For a brief stretch, the Packers offense was a sight to behold, a smooth-running machine that combined precision and deception to keep the Vikings defense on its heels. This was how the offense was supposed to look when LaFleur, with a sparkling offensive pedigree in hand, was hired to replace Mike McCarthy.
The offensive splurge didn't last, but it didn't have to. For a short time anyway, the promise and potential of LaFleur's offense was out there for all to see.
"It felt crisp, it felt clean," LaFleur said. "We were getting chunk plays both in the run game and in the passing game. I thought our operation was good. We were converting on third down. I think the two third downs that we did not convert in the first half were the two short-yardage situations. So, the operation felt smooth."
If the Packers can smooth it out for four quarters, there's no telling where this season could end up. But as good as the offense was at the start, it was just as ineffective the rest of the way, something that can't be discounted.
The Packers had 167 yards and 21 points in the game's first 16 minutes, 168 yards and no points in the final 44. At 21-0, Rodgers had completed 10 of 11 passes for 141 yards and two touchdowns. For the rest of the game, he was 12-of-23 for 68 yards.
Still, it's hard not to look at the first three offensive series and imagine the possibilities because everything LaFleur talked about bringing to Green Bay was on display.
On the very first play, Rodgers used a play-action fake and found Adams deep for 39 yards. On second down, two backs — Jones and Jamaal Williams — were in the game, Williams went in motion and Rodgers threw a swing pass to Jones for 6 yards. Two plays later, they used the same motion, only this time Rodgers faked to Jones and found Williams with a screen pass on the other side, resulting in a 15-yard touchdown.
The Packers' second possession was highlighted by heavy usage of Adams. To free him from every-down coverage by the Vikings' best cornerback, Xavier Rhodes, LaFleur moved Adams into the slot or used him in bunch formations. Adams beat safeties for receptions of 21 and 6 yards, both of which converted third downs.
On the third scoring drive, LaFleur put Rodgers on the move. The quarterback rolled left and completed a 15-yard pass to Adams, then rolled right and tossed a 7-yard pass to Jones that he carried to the 2.
While all this was going on, LaFleur was also establishing the run with Jones, something the Packers couldn't do against the Bears.
"We came out hot," Jones said. "We thought we could do no wrong. We've just got to continue to work at it because the fourth drive, fifth drive, sixth drive, we want points on those as well. You want something positive to move the ball. We did come out with a great start though, which is what coach wanted, but we've got to continue to build on that."

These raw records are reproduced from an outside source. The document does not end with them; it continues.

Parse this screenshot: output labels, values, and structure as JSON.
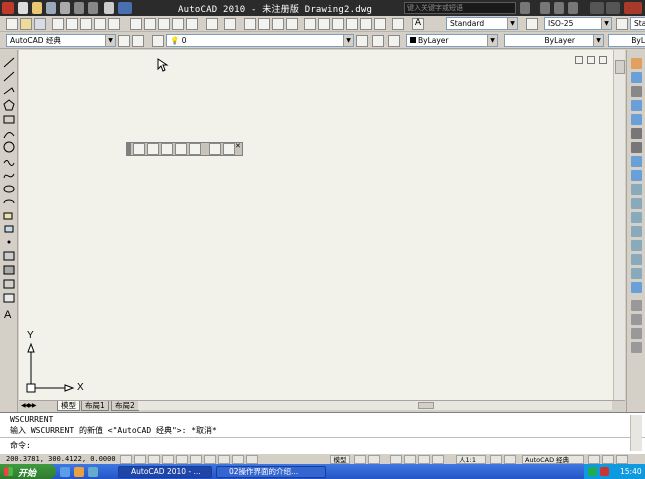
{
  "window": {
    "title": "AutoCAD 2010 - 未注册版   Drawing2.dwg"
  },
  "titlebar": {
    "search_placeholder": "键入关键字或短语"
  },
  "styles": {
    "text_style": "Standard",
    "dim_style": "ISO-25",
    "extra": "Sta"
  },
  "workspace": {
    "value": "AutoCAD 经典"
  },
  "layer": {
    "value": "0"
  },
  "properties": {
    "color": "ByLayer",
    "linetype": "ByLayer",
    "lineweight": "ByL"
  },
  "layout_tabs": [
    {
      "label": "模型"
    },
    {
      "label": "布局1"
    },
    {
      "label": "布局2"
    }
  ],
  "ucs": {
    "x": "X",
    "y": "Y"
  },
  "command": {
    "lines": [
      "WSCURRENT",
      "输入 WSCURRENT 的新值 <\"AutoCAD 经典\">: *取消*",
      "命令:"
    ]
  },
  "status": {
    "coords": "200.3781, 300.4122, 0.0000",
    "model": "模型",
    "scale": "人1:1",
    "workspace": "AutoCAD 经典"
  },
  "taskbar": {
    "start": "开始",
    "tasks": [
      "AutoCAD 2010 - ...",
      "02操作界面的介绍..."
    ],
    "time": "15:40"
  },
  "colors": {
    "titlebar": "#2b2b2b",
    "canvas": "#f2f2ea",
    "taskbar": "#2354c8",
    "start": "#2f7a2f"
  }
}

They'll have to because once the Packers went off their script, things didn't go so well. The Vikings' zone coverage kept the Packers receivers from getting open and the offense was never able to adjust.
Still, this was the first time Packers fans got to see the dizzying array of motions and actions in LaFleur's offense and the big plays that result from them. For one quarter anyway, the fans had to like what they saw.
Packers trade Davis
The Oakland Raiders acquired wide receiver/returner Trevor Davis from the Packers, according to multiple reports Wednesday, Sept. 18.
The compensation for Davis has yet to be reported.
Davis, 26, was a fifth-round pick of the Packers in 2016. He has one catch for 28 yards through two games this season along with three punt returns for 1 yard.
He has 40 punt returns for 449 yards (11.2 average) and 35 kick returns for 791 yards (22.6 average) in his career, along with nine catches for 122 yards and a touchdown.
Davis had five receptions for 78 yards and a touchdown against the Raiders in a preseason game Aug. 22.